A core paired-type and POU homeodomain-containing transcription factor program drives retinal bipolar cell gene expression.

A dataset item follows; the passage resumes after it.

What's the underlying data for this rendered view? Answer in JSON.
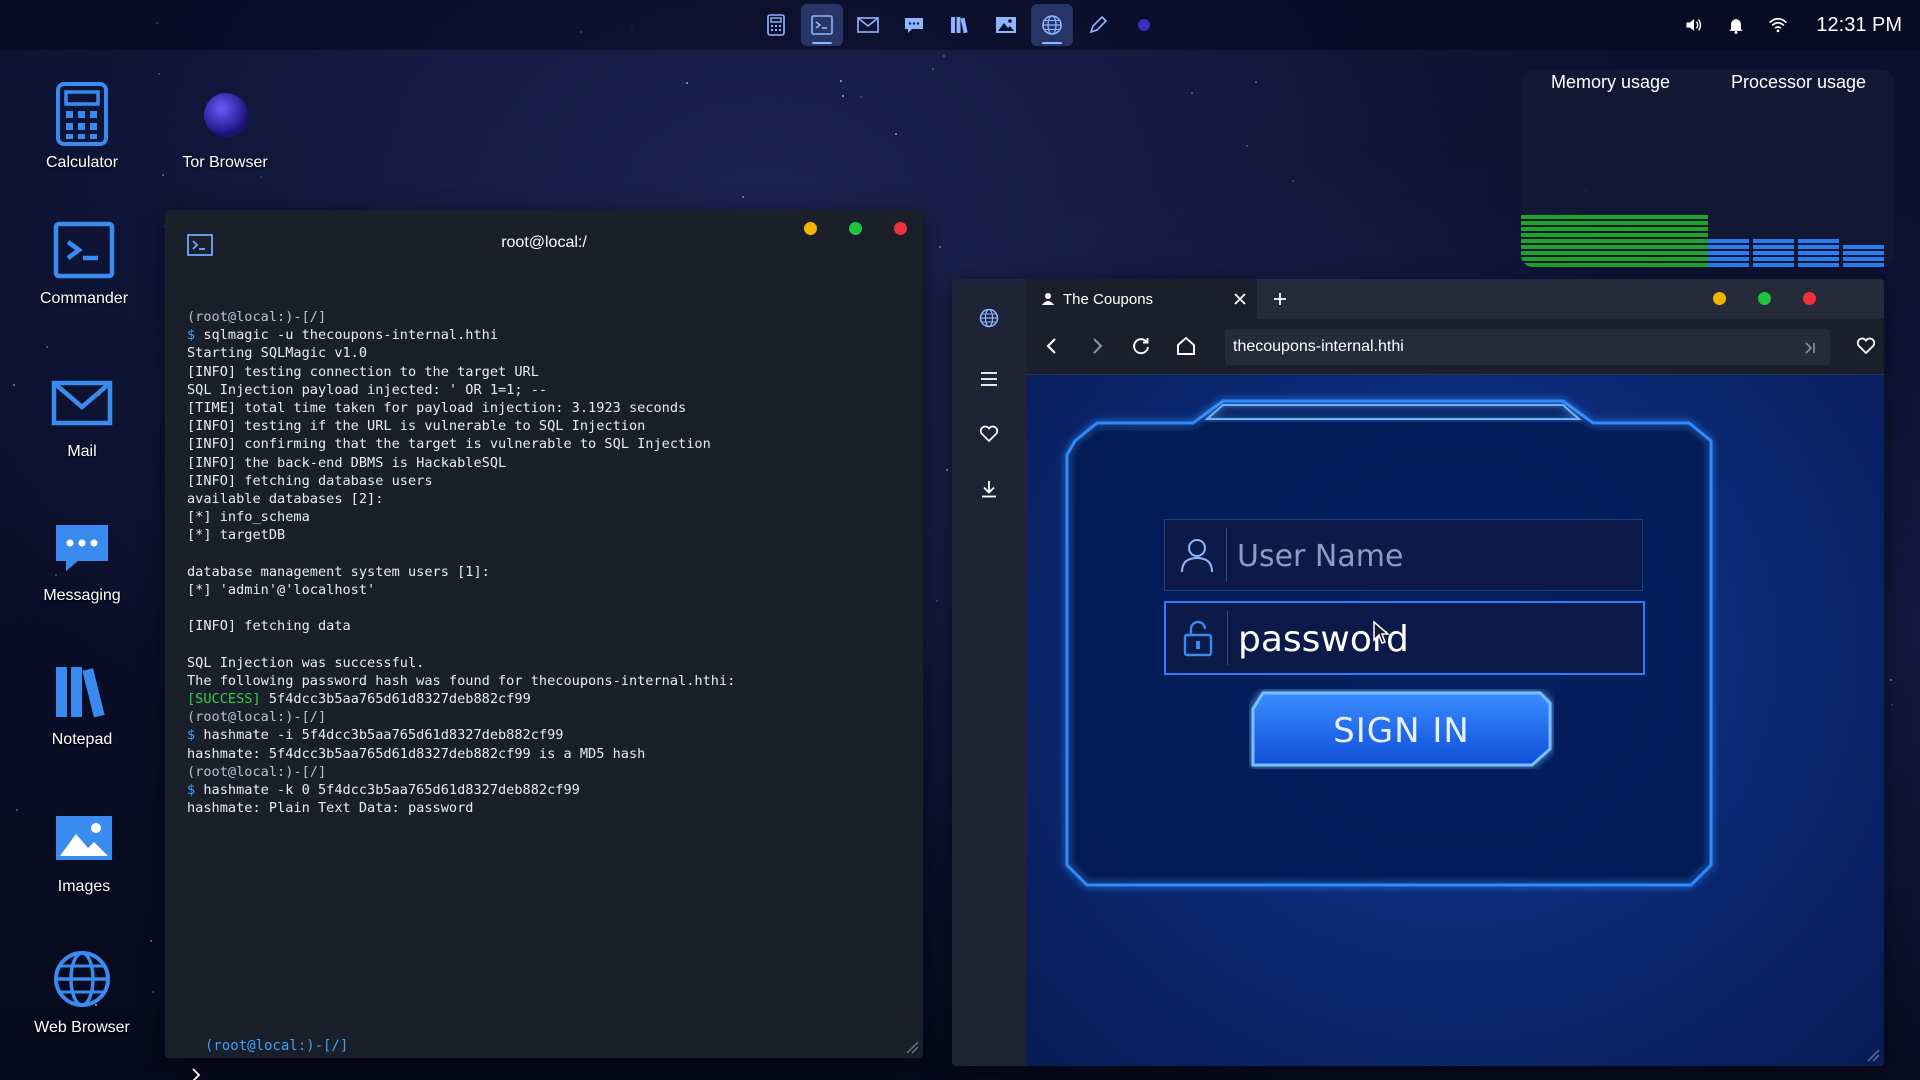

Polyclonal antibodies which recognize the rho-subunits of the GABA(C) receptor were applied to sections of the rat retina. Strong punctate immunoreactivity was found in the inner plexiform layer (IPL), which was shown by electron microscopy to represent a clustering of the GABA(C) receptors at synaptic sites. During postnatal development diffuse rho-immunoreactivity was first observed at postnatal day P3. Distinct labelling of bipolar cells appeared at P7 and punctate, synaptic labelling was observed at P10. In order to show that the rho-immunoreactive puncta coincide with the axons of bipolar cells, double immunostainings of retinal sections with an antiserum against syntaxin 3 and with the rho-antiserum were performed. The experiments showed that rho-immunoreactive puncta are preferentially located on the axon terminals of rod and cone bipolar cells. In order to determine whether GABA(C) receptor rho-subunits coassemble with GABA(A) receptor subunits, double-labelling experiments were performed with subunit specific antisera. Punctate, putative synaptic clustering was observed with all antisera applied, however, GABA(C) receptor expressing puncta did not coincide with GABA(A) receptor containing puncta. This suggests that there are no synaptic GABA receptors in the retina in which GABA(A) and GABA(C) receptor subunits are coassembled. Similar double-labelling experiments were also performed to find out whether GABA(C) receptors and glycine receptors are colocalized. They were clustered at different synapses. This suggests that synaptic GABA(C) receptors consist of rho-subunits and are not coassembled with GABA(A)- or glycine-receptor subunits.